[MATERIAL SUPPLIED — start]
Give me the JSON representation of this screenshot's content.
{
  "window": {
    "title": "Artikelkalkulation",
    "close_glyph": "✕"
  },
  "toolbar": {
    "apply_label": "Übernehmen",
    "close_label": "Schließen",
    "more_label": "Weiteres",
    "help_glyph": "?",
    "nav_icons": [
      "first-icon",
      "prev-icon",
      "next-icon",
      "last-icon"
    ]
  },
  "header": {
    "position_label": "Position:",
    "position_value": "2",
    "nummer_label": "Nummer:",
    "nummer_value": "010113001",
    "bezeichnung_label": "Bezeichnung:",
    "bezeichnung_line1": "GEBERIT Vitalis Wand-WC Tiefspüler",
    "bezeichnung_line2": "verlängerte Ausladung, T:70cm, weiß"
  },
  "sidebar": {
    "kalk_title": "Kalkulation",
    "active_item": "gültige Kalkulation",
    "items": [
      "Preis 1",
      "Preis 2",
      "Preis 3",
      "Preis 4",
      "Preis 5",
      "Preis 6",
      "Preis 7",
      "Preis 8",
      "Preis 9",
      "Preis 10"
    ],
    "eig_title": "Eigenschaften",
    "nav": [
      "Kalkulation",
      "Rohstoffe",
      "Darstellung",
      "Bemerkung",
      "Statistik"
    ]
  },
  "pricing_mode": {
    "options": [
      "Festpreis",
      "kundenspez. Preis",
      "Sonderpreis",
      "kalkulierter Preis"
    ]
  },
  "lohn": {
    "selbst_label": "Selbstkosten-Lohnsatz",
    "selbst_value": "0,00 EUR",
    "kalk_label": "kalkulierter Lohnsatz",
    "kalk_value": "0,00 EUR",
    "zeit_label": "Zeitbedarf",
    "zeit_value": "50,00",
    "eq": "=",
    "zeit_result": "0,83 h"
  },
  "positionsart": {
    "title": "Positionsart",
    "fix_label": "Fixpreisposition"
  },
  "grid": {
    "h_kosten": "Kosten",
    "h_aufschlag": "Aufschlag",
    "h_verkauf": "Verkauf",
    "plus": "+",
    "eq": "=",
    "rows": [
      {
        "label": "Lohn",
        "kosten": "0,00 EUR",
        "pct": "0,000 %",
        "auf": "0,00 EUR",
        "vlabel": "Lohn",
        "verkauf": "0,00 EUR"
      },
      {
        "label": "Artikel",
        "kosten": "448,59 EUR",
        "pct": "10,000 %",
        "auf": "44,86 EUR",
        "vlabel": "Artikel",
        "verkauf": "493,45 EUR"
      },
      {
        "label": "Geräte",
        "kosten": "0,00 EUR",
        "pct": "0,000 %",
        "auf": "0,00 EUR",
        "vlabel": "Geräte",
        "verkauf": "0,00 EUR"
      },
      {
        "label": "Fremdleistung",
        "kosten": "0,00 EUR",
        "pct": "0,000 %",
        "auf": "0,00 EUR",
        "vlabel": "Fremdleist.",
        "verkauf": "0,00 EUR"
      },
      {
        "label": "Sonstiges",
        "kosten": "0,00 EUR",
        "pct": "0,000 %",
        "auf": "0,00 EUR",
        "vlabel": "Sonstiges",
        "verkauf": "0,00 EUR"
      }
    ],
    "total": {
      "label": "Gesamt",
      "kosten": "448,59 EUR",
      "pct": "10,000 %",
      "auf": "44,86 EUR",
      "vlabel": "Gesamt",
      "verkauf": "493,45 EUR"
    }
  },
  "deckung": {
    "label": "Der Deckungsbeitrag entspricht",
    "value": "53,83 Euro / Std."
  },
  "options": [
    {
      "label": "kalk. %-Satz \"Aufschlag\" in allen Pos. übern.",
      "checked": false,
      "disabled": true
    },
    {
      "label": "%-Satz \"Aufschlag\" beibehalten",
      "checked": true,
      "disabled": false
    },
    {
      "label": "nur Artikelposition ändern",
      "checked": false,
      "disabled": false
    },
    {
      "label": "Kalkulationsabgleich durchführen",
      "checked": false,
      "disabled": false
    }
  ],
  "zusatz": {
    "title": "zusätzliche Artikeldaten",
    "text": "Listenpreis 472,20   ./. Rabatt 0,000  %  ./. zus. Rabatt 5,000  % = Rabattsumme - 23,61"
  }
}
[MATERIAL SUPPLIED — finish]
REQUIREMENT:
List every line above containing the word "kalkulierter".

SOLUTION TO THIS TASK:
      "kalkulierter Preis"
    "kalk_label": "kalkulierter Lohnsatz",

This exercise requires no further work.